Ainge retired because he lost the drive that made him an effective GM. And similar logic likely holds for Stevens. Sure, there was always a chance that his new boss would start off by replacing him, but it’s a certainty that he could’ve had another NBA coaching job in a heartbeat if he wanted one. That Stevens quit coaching entirely suggests that he realized that he’d lost the drive that made him a good coach—or that he had reached the limit of what he could do as an NBA coach.
Now I’m not saying that Ime Udoka is guaranteed to succeed where Stevens fell short (taking three short-handed teams to the ECF in four years is not failing by any stretch of imagination). But I think it is interesting to note that the choice of a new GM and a new coach were made with significant input from a successful GM and a successful coach who both had the perspicacity to realize their own deficiencies.
Another reason why I’m looking forward to this season is the good ol’ “nobody believed in us” card.
In the run up to the NFL championship in 1940, George Halas, the coach of the Chicago Bears, posted newspaper clippings throughout the team’s locker room quoting Washington’s coach, who called the Bears “crybabies” and “quitters.” The Bears subsequently trounced Washington 73-0, the greatest margin of victory in league history.
For at least this long, and maybe longer, coaches and players have used slights—real or imagined—for motivation.
As summer has turned into fall, the conventional view of the Celtics is that they’re mid-pack when it comes to the Eastern Conference hierarchy. The consensus seems to place them somewhere around 4th or 5th. But that argument is pretty hard to construct now that the rubber is this close to meeting the road. Are the Sixers—or the Nets, for that matter—clearly superior to the Celtics?
And, while we’re on the subject, are the Hawks clearly superior to the Celtics? After all the Hawks just went to the ECF and lost, which is nothing more than what the Celtics did—again, short-handed—in three of the previous four seasons.
The C’s have a young core assembled through the draft that seems bent on improving from year to year. If my expectations are that the Celtics will be a better team this season than last, it’s because I believe that so many of their players will be better this season than last. In addition to that young core, Boston has finally added some veteran depth to the bench. Josh Richardson may be a spot starter, but I think his greatest contributions will come with the second unit which has sorely lacked experience over the past few years. Much the same can be said of Dennis Schroder, who seems to have put his money where his mouth is when it comes to winning, choosing a veteran’s minimum deal with Boston over a larger contract offer from Los Angeles.
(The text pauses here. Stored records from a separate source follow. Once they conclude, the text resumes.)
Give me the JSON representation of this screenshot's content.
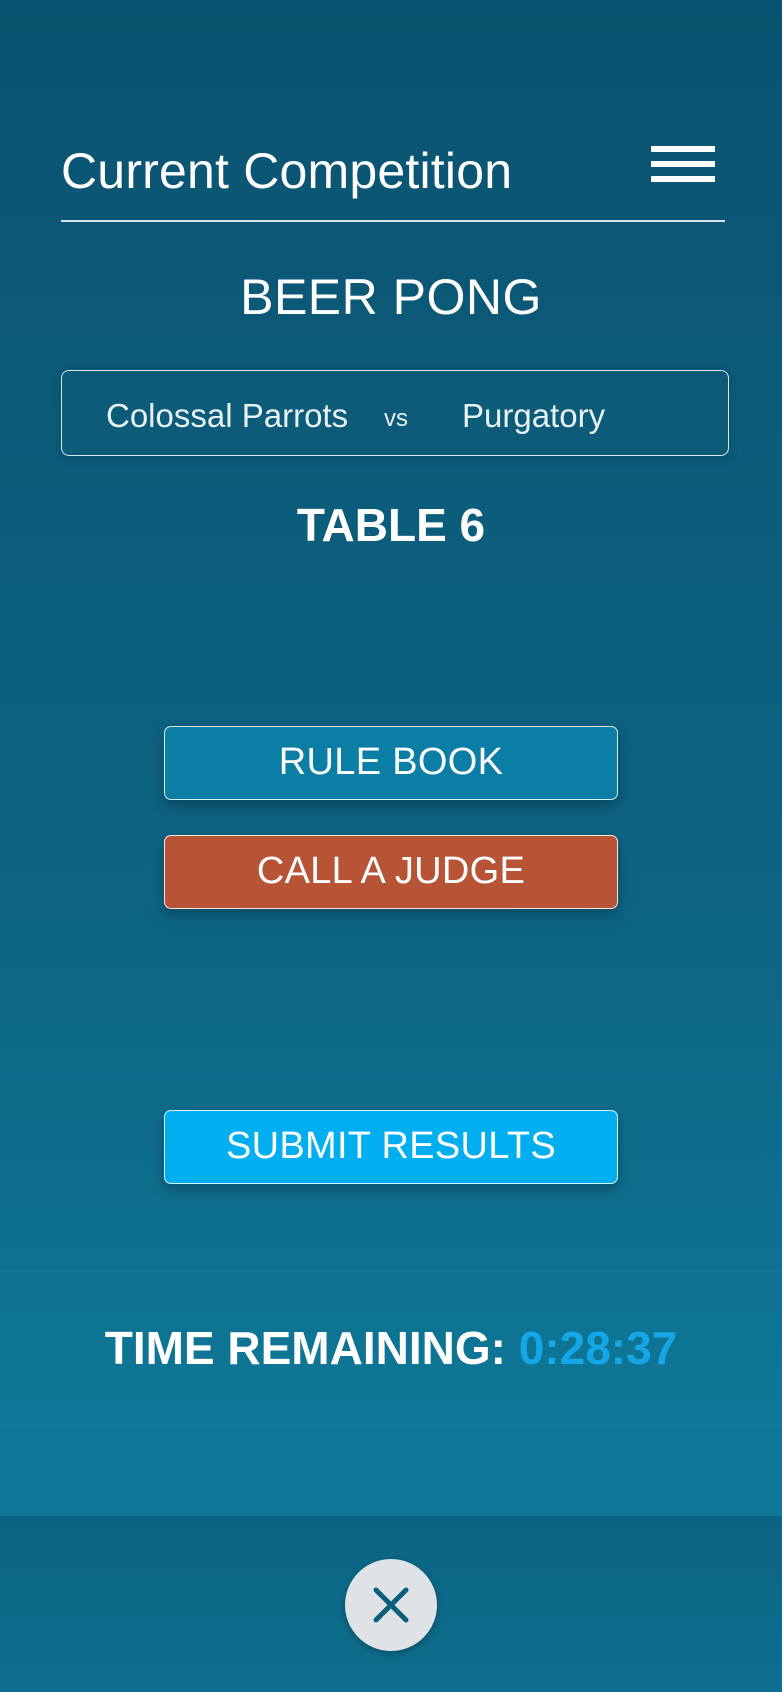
{
  "header": {
    "title": "Current Competition",
    "menu_icon": "hamburger-menu-icon"
  },
  "event": {
    "name": "BEER PONG"
  },
  "matchup": {
    "team_a": "Colossal Parrots",
    "vs": "vs",
    "team_b": "Purgatory"
  },
  "table": {
    "label": "TABLE 6"
  },
  "actions": {
    "rule_book": "RULE BOOK",
    "call_judge": "CALL A JUDGE",
    "submit_results": "SUBMIT RESULTS"
  },
  "timer": {
    "label": "TIME REMAINING:",
    "value": "0:28:37"
  },
  "footer": {
    "close_icon": "close-icon"
  },
  "colors": {
    "background": "#0b5a78",
    "rule_book_button": "#0a7ea5",
    "call_judge_button": "#b85436",
    "submit_button": "#01aff0",
    "timer_value": "#14a6e6",
    "close_button": "#dfe3e6",
    "close_icon": "#0b5f7d"
  }
}
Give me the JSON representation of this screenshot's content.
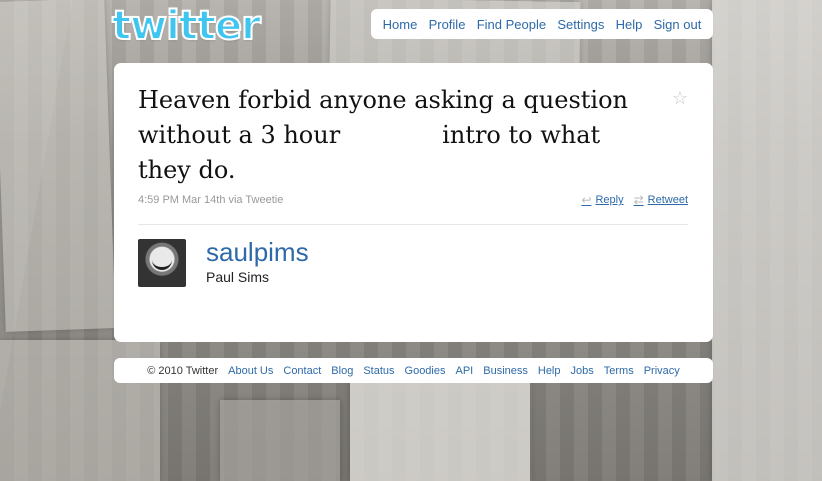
{
  "brand": {
    "logo_text": "twitter",
    "color": "#3fc6f0"
  },
  "nav": {
    "items": [
      "Home",
      "Profile",
      "Find People",
      "Settings",
      "Help",
      "Sign out"
    ]
  },
  "tweet": {
    "text_line1": "Heaven forbid anyone asking a question",
    "text_line2_a": "without a 3 hour",
    "text_line2_b": "intro to what",
    "text_line3": "they do.",
    "meta": "4:59 PM Mar 14th via Tweetie",
    "star_icon": "star-outline-icon",
    "reply_label": "Reply",
    "retweet_label": "Retweet"
  },
  "author": {
    "screen_name": "saulpims",
    "real_name": "Paul Sims"
  },
  "footer": {
    "copyright": "© 2010 Twitter",
    "links": [
      "About Us",
      "Contact",
      "Blog",
      "Status",
      "Goodies",
      "API",
      "Business",
      "Help",
      "Jobs",
      "Terms",
      "Privacy"
    ]
  },
  "colors": {
    "link": "#2e6aa8",
    "card": "#ffffff"
  }
}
Al Horford figures to be a valuable contributor, too. Yes, he’s older than the last time we saw him, but he’s always had an old man’s game that should age well. Al is crafty and smart. He seems to have realized quite early on that you don’t have to sprint to the right spot on defense if you’re already there. He’s also one of those guys whose true contribution can’t be measured with a yardstick. Al has a knack for making life easier for the players around him at both ends of the court. He is exceptionally good at drawing attention away from the ball handler on offense and at anticipating the other team’s schemes when playing defense.
In short, what we have with the Celtics this season is a team that is almost certainly better than the consensus and highly motivated to prove that.
I can’t wait.